Find every line below with the word "value" in it, and copy each one.

= = = = = = =

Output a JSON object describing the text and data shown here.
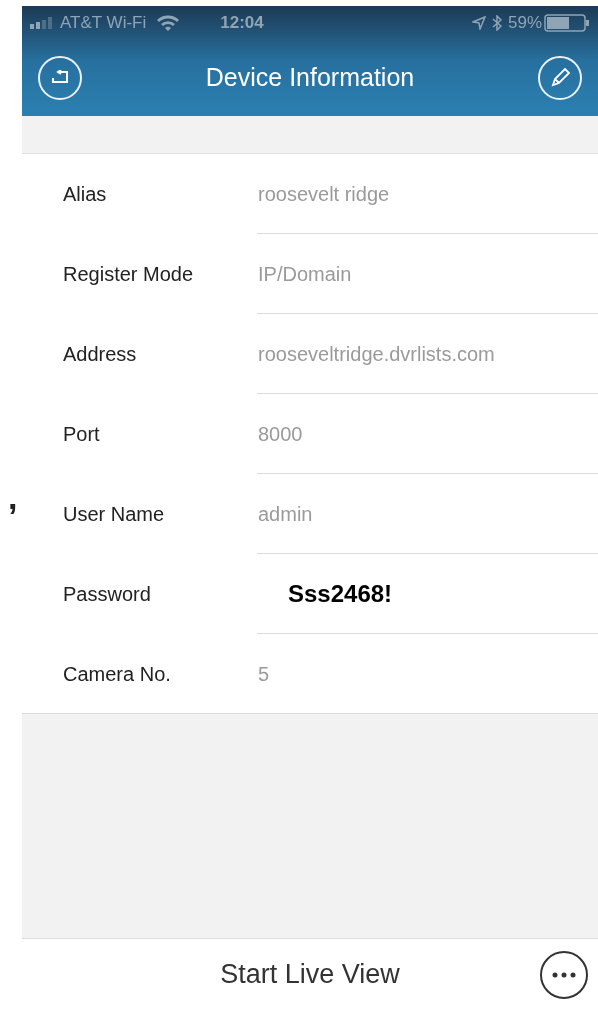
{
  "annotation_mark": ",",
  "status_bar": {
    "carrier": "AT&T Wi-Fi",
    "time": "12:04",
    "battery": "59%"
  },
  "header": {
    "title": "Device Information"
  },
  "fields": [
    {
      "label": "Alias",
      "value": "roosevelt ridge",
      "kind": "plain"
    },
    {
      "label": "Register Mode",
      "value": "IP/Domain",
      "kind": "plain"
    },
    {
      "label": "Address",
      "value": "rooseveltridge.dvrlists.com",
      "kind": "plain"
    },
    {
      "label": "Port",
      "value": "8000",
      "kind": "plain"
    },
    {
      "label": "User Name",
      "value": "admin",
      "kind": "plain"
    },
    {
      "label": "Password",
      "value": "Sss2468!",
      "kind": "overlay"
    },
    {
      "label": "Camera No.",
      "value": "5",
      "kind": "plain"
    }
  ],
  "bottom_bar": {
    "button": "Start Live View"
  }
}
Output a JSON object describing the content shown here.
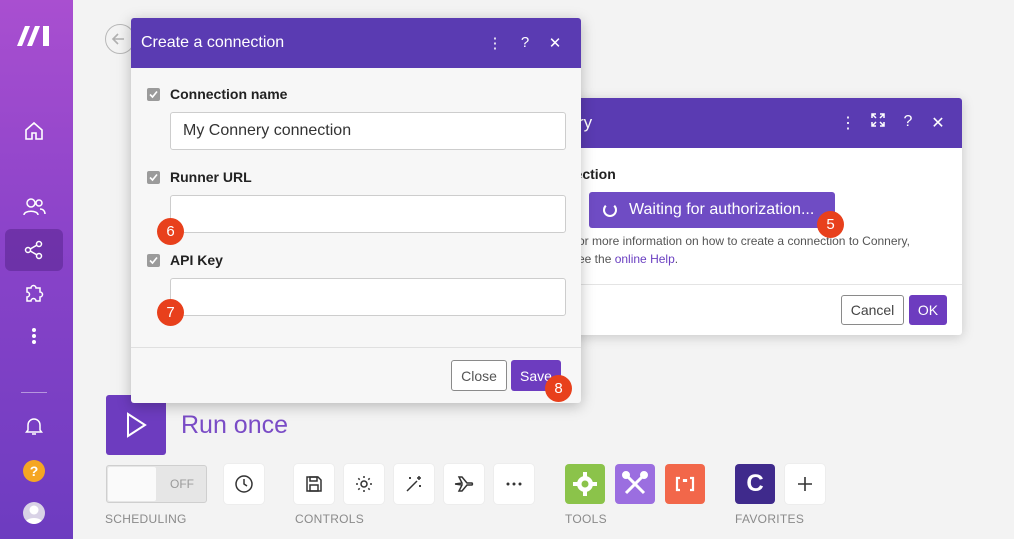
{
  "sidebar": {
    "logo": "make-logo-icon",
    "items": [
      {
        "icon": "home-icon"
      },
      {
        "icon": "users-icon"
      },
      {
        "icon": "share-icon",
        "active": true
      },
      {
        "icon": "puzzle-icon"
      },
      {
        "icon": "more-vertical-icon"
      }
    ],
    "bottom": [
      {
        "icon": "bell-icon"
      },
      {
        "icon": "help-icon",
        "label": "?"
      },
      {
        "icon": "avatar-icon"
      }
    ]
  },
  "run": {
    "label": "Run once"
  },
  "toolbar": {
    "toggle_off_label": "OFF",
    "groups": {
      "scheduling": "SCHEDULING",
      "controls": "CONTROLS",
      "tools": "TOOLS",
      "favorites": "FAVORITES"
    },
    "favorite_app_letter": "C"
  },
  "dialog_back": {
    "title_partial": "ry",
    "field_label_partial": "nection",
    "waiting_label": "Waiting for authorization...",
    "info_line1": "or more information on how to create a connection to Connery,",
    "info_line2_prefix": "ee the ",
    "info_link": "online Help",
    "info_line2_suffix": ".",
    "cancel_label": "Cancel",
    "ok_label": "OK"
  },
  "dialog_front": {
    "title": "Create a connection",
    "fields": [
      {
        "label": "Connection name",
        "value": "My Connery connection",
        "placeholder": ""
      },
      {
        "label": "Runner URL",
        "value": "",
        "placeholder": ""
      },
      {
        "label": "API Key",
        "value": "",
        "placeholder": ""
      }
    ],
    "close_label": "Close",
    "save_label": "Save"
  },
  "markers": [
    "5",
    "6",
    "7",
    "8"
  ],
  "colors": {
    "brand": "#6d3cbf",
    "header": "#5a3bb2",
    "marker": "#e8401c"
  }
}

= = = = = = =

### ANSWER SECTION:
      "value": "roosevelt ridge",
      "value": "IP/Domain",
      "value": "rooseveltridge.dvrlists.com",
      "value": "8000",
      "value": "admin",
      "value": "Sss2468!",
      "value": "5",
        "value": "My Connery connection",
        "value": "",
        "value": "",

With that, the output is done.